TRY IT: Apart from the pictures, write out the records that follow exactly.

THE INPUT:
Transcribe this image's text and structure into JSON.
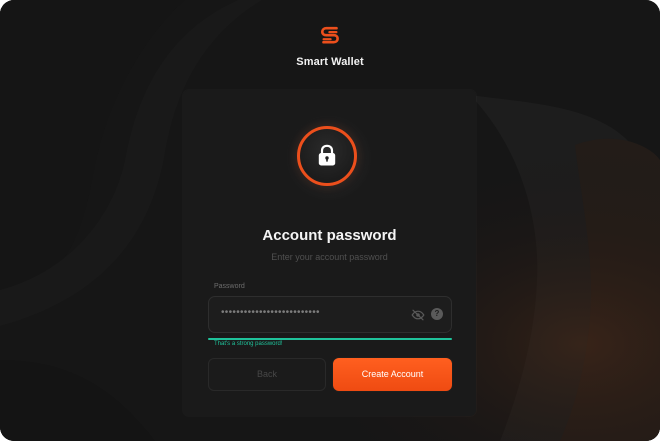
{
  "app": {
    "name": "Smart Wallet"
  },
  "icons": {
    "logo": "smart-wallet-logo-icon",
    "lock": "lock-icon",
    "eye": "eye-off-icon",
    "help": "question-mark-icon"
  },
  "colors": {
    "accent": "#ec4f1c",
    "button": "#ff5f1f",
    "success": "#1fc39b",
    "background": "#161616",
    "card": "#1a1a1a"
  },
  "auth": {
    "title": "Account password",
    "subtitle": "Enter your account password",
    "field": {
      "label": "Password",
      "value": "••••••••••••••••••••••••••",
      "help_symbol": "?"
    },
    "strength": {
      "text": "That's a strong password!",
      "level_fraction": 1.0
    },
    "buttons": {
      "back_label": "Back",
      "create_label": "Create Account"
    }
  }
}
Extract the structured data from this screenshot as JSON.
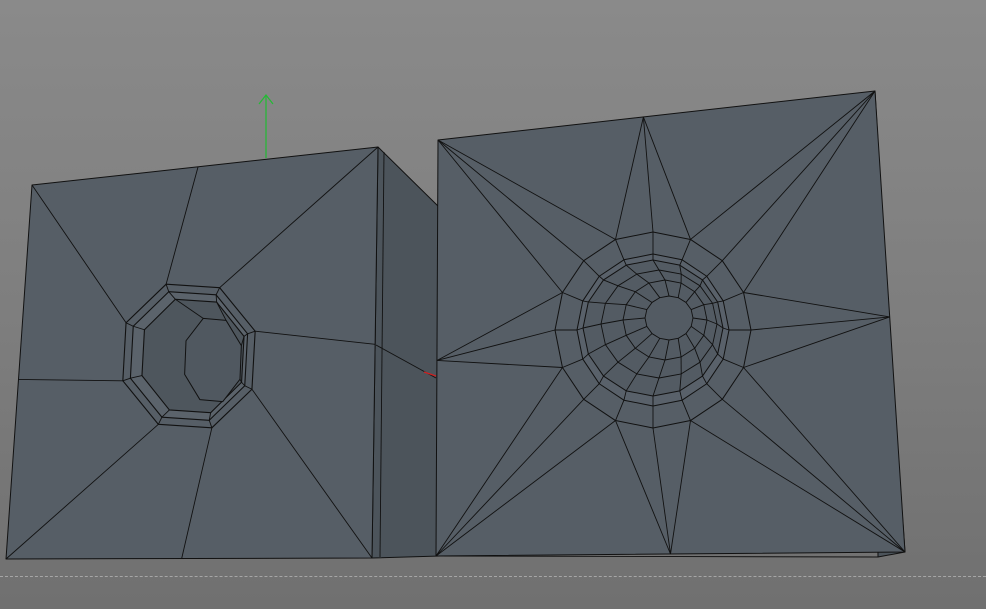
{
  "viewport": {
    "kind": "3d-modeling-viewport",
    "shading": "wireframe-on-shaded",
    "background_color": "#7f7f7f",
    "mesh_face_color": "#565e66",
    "mesh_side_color": "#4c545b",
    "wire_color": "#111111"
  },
  "objects": [
    {
      "name": "cube-with-octagonal-hole",
      "hole_sides": 8,
      "inset_rings": 3
    },
    {
      "name": "cube-with-spherical-dimple",
      "star_points": 8,
      "dimple_rings": 4
    }
  ],
  "gizmo": {
    "y_axis_color": "#22bb33",
    "x_axis_color": "#cc2222"
  }
}
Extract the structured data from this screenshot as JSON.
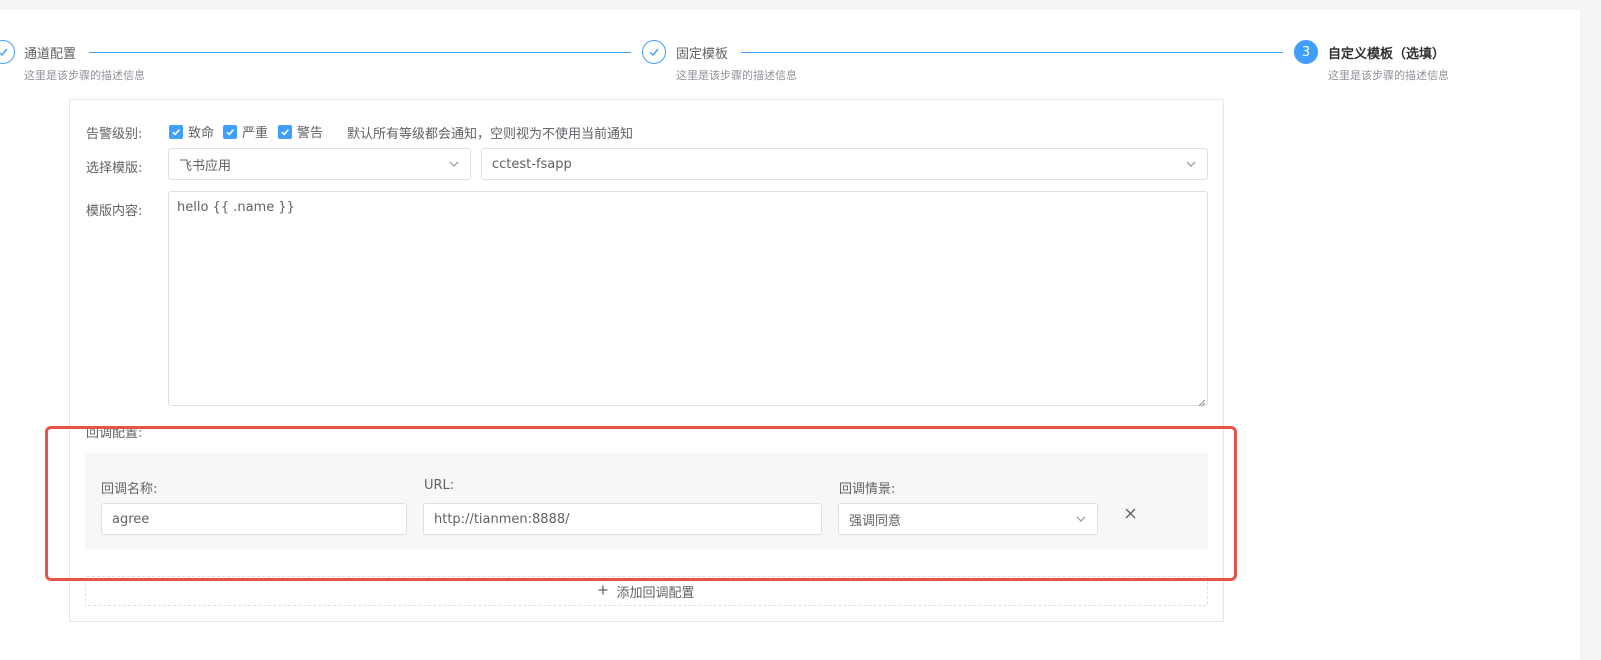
{
  "steps": [
    {
      "title": "通道配置",
      "desc": "这里是该步骤的描述信息",
      "status": "done"
    },
    {
      "title": "固定模板",
      "desc": "这里是该步骤的描述信息",
      "status": "done"
    },
    {
      "number": "3",
      "title": "自定义模板（选填）",
      "desc": "这里是该步骤的描述信息",
      "status": "active"
    }
  ],
  "form": {
    "alert_level": {
      "label": "告警级别:",
      "options": [
        {
          "label": "致命",
          "checked": true
        },
        {
          "label": "严重",
          "checked": true
        },
        {
          "label": "警告",
          "checked": true
        }
      ],
      "hint": "默认所有等级都会通知，空则视为不使用当前通知"
    },
    "template_select": {
      "label": "选择模版:",
      "type_value": "飞书应用",
      "app_value": "cctest-fsapp"
    },
    "template_content": {
      "label": "模版内容:",
      "value": "hello {{ .name }}"
    },
    "callback": {
      "label": "回调配置:",
      "name_label": "回调名称:",
      "url_label": "URL:",
      "scenario_label": "回调情景:",
      "item": {
        "name": "agree",
        "url": "http://tianmen:8888/",
        "scenario": "强调同意"
      },
      "add_label": "添加回调配置"
    }
  },
  "colors": {
    "primary": "#409eff",
    "highlight": "#e5534b"
  },
  "icons": {
    "check": "check-icon",
    "chevron": "chevron-down-icon",
    "close": "close-icon",
    "plus": "plus-icon"
  }
}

SOLUTION FOR THIS TASK:
Transcribe this image's text and structure into JSON.
{
  "app": {
    "name": "Smart Wallet"
  },
  "icons": {
    "logo": "smart-wallet-logo-icon",
    "lock": "lock-icon",
    "eye": "eye-off-icon",
    "help": "question-mark-icon"
  },
  "colors": {
    "accent": "#ec4f1c",
    "button": "#ff5f1f",
    "success": "#1fc39b",
    "background": "#161616",
    "card": "#1a1a1a"
  },
  "auth": {
    "title": "Account password",
    "subtitle": "Enter your account password",
    "field": {
      "label": "Password",
      "value": "••••••••••••••••••••••••••",
      "help_symbol": "?"
    },
    "strength": {
      "text": "That's a strong password!",
      "level_fraction": 1.0
    },
    "buttons": {
      "back_label": "Back",
      "create_label": "Create Account"
    }
  }
}
Extract the structured data from this screenshot as JSON.
{
  "viewport": {
    "kind": "3d-modeling-viewport",
    "shading": "wireframe-on-shaded",
    "background_color": "#7f7f7f",
    "mesh_face_color": "#565e66",
    "mesh_side_color": "#4c545b",
    "wire_color": "#111111"
  },
  "objects": [
    {
      "name": "cube-with-octagonal-hole",
      "hole_sides": 8,
      "inset_rings": 3
    },
    {
      "name": "cube-with-spherical-dimple",
      "star_points": 8,
      "dimple_rings": 4
    }
  ],
  "gizmo": {
    "y_axis_color": "#22bb33",
    "x_axis_color": "#cc2222"
  }
}
Extract the structured data from this screenshot as JSON.
{
  "steps": [
    {
      "title": "通道配置",
      "desc": "这里是该步骤的描述信息",
      "status": "done"
    },
    {
      "title": "固定模板",
      "desc": "这里是该步骤的描述信息",
      "status": "done"
    },
    {
      "number": "3",
      "title": "自定义模板（选填）",
      "desc": "这里是该步骤的描述信息",
      "status": "active"
    }
  ],
  "form": {
    "alert_level": {
      "label": "告警级别:",
      "options": [
        {
          "label": "致命",
          "checked": true
        },
        {
          "label": "严重",
          "checked": true
        },
        {
          "label": "警告",
          "checked": true
        }
      ],
      "hint": "默认所有等级都会通知，空则视为不使用当前通知"
    },
    "template_select": {
      "label": "选择模版:",
      "type_value": "飞书应用",
      "app_value": "cctest-fsapp"
    },
    "template_content": {
      "label": "模版内容:",
      "value": "hello {{ .name }}"
    },
    "callback": {
      "label": "回调配置:",
      "name_label": "回调名称:",
      "url_label": "URL:",
      "scenario_label": "回调情景:",
      "item": {
        "name": "agree",
        "url": "http://tianmen:8888/",
        "scenario": "强调同意"
      },
      "add_label": "添加回调配置"
    }
  },
  "colors": {
    "primary": "#409eff",
    "highlight": "#e5534b"
  },
  "icons": {
    "check": "check-icon",
    "chevron": "chevron-down-icon",
    "close": "close-icon",
    "plus": "plus-icon"
  }
}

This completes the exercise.